### Task instructions
The string "pavement" appears in some lines of the entries that follow; copy each such line.

Stored items from a collection
=== Begin Enclosure ===

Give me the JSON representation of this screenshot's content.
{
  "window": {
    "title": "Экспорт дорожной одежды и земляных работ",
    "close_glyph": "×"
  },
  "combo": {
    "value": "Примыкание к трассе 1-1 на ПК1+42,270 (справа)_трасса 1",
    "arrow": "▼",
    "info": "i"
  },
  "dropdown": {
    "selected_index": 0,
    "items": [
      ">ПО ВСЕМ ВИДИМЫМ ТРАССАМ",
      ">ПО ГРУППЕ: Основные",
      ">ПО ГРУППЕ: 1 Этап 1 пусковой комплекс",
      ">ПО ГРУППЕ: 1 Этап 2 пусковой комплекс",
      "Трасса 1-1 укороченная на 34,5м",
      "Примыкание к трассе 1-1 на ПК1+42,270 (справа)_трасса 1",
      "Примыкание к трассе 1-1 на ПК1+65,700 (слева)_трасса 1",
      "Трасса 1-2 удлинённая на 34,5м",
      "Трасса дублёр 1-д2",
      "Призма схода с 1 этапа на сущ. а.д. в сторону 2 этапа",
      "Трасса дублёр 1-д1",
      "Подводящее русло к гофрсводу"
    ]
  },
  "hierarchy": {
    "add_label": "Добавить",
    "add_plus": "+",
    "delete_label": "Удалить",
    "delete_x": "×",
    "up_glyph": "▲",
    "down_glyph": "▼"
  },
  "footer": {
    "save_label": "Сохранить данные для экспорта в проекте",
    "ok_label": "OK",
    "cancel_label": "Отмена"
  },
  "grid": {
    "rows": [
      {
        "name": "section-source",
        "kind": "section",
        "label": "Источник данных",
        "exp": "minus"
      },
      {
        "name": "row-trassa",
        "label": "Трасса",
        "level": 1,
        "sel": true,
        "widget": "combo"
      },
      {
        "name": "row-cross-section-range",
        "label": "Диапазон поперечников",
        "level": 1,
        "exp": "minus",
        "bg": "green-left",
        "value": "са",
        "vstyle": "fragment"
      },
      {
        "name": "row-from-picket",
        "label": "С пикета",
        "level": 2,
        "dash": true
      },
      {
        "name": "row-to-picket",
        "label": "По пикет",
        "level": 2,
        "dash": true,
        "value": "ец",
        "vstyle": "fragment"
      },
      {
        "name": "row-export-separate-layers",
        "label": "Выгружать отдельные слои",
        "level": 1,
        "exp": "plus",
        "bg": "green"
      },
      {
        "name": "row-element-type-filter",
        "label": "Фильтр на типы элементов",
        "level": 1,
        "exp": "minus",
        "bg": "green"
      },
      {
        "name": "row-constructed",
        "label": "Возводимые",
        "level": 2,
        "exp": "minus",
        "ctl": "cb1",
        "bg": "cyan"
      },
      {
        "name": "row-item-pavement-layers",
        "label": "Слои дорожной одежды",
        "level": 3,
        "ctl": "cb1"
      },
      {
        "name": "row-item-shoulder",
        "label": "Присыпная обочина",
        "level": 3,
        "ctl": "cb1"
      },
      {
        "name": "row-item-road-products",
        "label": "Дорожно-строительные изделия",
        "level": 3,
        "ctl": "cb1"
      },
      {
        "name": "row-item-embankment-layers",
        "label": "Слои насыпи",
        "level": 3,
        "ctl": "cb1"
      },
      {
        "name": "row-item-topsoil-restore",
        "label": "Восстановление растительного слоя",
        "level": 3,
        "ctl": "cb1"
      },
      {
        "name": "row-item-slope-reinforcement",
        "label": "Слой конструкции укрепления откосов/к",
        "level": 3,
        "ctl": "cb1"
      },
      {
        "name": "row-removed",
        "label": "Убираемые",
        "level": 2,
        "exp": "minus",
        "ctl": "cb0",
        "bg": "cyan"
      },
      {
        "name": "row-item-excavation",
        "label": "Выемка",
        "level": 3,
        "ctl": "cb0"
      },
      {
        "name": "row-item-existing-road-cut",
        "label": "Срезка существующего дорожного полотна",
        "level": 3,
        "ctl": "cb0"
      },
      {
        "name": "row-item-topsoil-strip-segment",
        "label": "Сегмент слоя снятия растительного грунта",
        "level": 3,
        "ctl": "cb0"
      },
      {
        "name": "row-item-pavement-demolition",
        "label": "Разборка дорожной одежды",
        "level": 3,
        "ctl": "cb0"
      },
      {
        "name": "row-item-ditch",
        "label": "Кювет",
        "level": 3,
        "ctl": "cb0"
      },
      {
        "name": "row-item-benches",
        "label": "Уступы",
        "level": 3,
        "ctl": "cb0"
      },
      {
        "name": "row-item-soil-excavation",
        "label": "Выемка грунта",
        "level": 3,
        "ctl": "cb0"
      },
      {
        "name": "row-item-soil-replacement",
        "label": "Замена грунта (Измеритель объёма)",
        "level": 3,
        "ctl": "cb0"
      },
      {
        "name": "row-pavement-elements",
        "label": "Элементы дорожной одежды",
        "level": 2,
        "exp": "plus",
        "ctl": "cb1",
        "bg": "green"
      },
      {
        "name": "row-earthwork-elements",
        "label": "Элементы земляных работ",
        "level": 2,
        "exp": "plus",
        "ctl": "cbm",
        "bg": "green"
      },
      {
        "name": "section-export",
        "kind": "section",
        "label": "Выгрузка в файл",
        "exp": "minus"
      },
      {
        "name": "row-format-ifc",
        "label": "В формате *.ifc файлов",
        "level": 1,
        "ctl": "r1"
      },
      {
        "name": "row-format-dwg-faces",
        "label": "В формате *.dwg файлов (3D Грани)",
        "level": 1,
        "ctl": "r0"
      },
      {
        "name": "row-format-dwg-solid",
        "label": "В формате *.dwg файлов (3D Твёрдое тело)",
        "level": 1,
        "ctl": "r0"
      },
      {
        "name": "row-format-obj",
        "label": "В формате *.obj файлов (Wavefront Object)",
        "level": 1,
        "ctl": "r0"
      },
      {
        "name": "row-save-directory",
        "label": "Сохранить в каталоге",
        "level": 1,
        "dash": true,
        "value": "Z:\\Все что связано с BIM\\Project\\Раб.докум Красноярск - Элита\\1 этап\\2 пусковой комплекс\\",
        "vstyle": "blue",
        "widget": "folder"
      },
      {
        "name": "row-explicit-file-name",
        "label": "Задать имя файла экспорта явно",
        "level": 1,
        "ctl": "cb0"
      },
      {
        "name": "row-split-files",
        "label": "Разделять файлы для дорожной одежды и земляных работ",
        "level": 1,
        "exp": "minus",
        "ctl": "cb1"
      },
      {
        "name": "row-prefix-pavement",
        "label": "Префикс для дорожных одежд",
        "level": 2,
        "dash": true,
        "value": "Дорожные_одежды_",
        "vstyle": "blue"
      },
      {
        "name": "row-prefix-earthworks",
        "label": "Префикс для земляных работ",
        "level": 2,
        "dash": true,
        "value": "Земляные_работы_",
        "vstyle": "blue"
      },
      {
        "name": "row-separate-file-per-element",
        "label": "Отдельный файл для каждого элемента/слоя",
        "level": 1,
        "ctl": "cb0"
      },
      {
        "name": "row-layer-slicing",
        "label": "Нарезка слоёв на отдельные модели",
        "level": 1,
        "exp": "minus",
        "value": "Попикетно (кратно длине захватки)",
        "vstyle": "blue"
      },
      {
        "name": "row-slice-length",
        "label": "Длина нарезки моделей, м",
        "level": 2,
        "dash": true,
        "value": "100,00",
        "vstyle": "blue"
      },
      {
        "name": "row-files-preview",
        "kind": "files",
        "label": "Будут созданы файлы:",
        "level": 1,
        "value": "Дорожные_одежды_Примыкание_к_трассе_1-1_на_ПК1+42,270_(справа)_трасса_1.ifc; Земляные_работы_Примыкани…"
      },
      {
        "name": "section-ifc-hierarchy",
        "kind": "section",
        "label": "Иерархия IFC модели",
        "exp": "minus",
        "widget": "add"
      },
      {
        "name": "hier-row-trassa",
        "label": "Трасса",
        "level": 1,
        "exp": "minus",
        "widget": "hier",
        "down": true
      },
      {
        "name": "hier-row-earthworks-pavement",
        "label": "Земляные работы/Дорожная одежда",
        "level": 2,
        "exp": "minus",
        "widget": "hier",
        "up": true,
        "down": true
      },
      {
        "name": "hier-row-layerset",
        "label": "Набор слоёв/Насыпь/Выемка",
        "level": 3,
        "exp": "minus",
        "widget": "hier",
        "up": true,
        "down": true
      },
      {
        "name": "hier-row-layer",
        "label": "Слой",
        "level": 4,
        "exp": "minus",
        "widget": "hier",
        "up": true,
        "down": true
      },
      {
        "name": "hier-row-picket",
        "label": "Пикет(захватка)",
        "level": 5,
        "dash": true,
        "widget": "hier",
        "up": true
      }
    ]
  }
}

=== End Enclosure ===

### Response to this exercise
        "name": "row-item-pavement-layers",
        "name": "row-item-pavement-demolition",
        "name": "row-pavement-elements",
        "name": "row-prefix-pavement",
        "name": "hier-row-earthworks-pavement",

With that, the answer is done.